++++ Material shown ++++

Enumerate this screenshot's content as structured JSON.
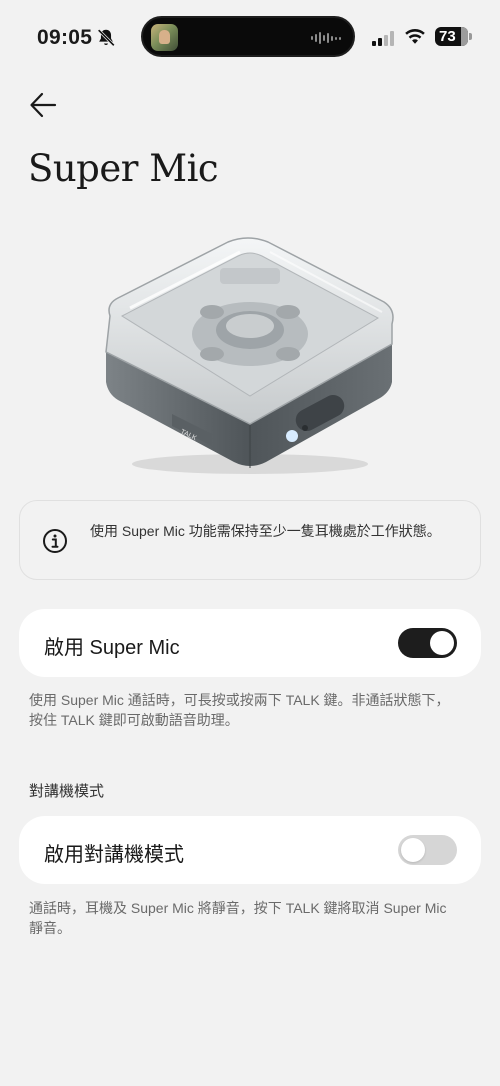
{
  "status_bar": {
    "time": "09:05",
    "battery": "73"
  },
  "page": {
    "title": "Super Mic"
  },
  "info_card": {
    "icon": "info-icon",
    "text": "使用 Super Mic 功能需保持至少一隻耳機處於工作狀態。"
  },
  "super_mic_row": {
    "label": "啟用 Super Mic",
    "toggle_on": true,
    "description": "使用 Super Mic 通話時，可長按或按兩下 TALK 鍵。非通話狀態下，按住 TALK 鍵即可啟動語音助理。"
  },
  "walkie_section": {
    "title": "對講機模式",
    "row_label": "啟用對講機模式",
    "toggle_on": false,
    "description": "通話時，耳機及 Super Mic 將靜音，按下 TALK 鍵將取消 Super Mic 靜音。"
  },
  "product_image": {
    "button_text": "TALK"
  },
  "colors": {
    "background": "#f2f2f2",
    "card": "#ffffff",
    "toggle_on": "#1d1d1d",
    "toggle_off": "#d6d6d6"
  }
}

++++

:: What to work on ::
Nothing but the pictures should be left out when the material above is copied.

:: Solution for this task ::
Enumerate this screenshot's content as structured JSON.
{
  "status_bar": {
    "time": "09:05",
    "battery": "73"
  },
  "page": {
    "title": "Super Mic"
  },
  "info_card": {
    "icon": "info-icon",
    "text": "使用 Super Mic 功能需保持至少一隻耳機處於工作狀態。"
  },
  "super_mic_row": {
    "label": "啟用 Super Mic",
    "toggle_on": true,
    "description": "使用 Super Mic 通話時，可長按或按兩下 TALK 鍵。非通話狀態下，按住 TALK 鍵即可啟動語音助理。"
  },
  "walkie_section": {
    "title": "對講機模式",
    "row_label": "啟用對講機模式",
    "toggle_on": false,
    "description": "通話時，耳機及 Super Mic 將靜音，按下 TALK 鍵將取消 Super Mic 靜音。"
  },
  "product_image": {
    "button_text": "TALK"
  },
  "colors": {
    "background": "#f2f2f2",
    "card": "#ffffff",
    "toggle_on": "#1d1d1d",
    "toggle_off": "#d6d6d6"
  }
}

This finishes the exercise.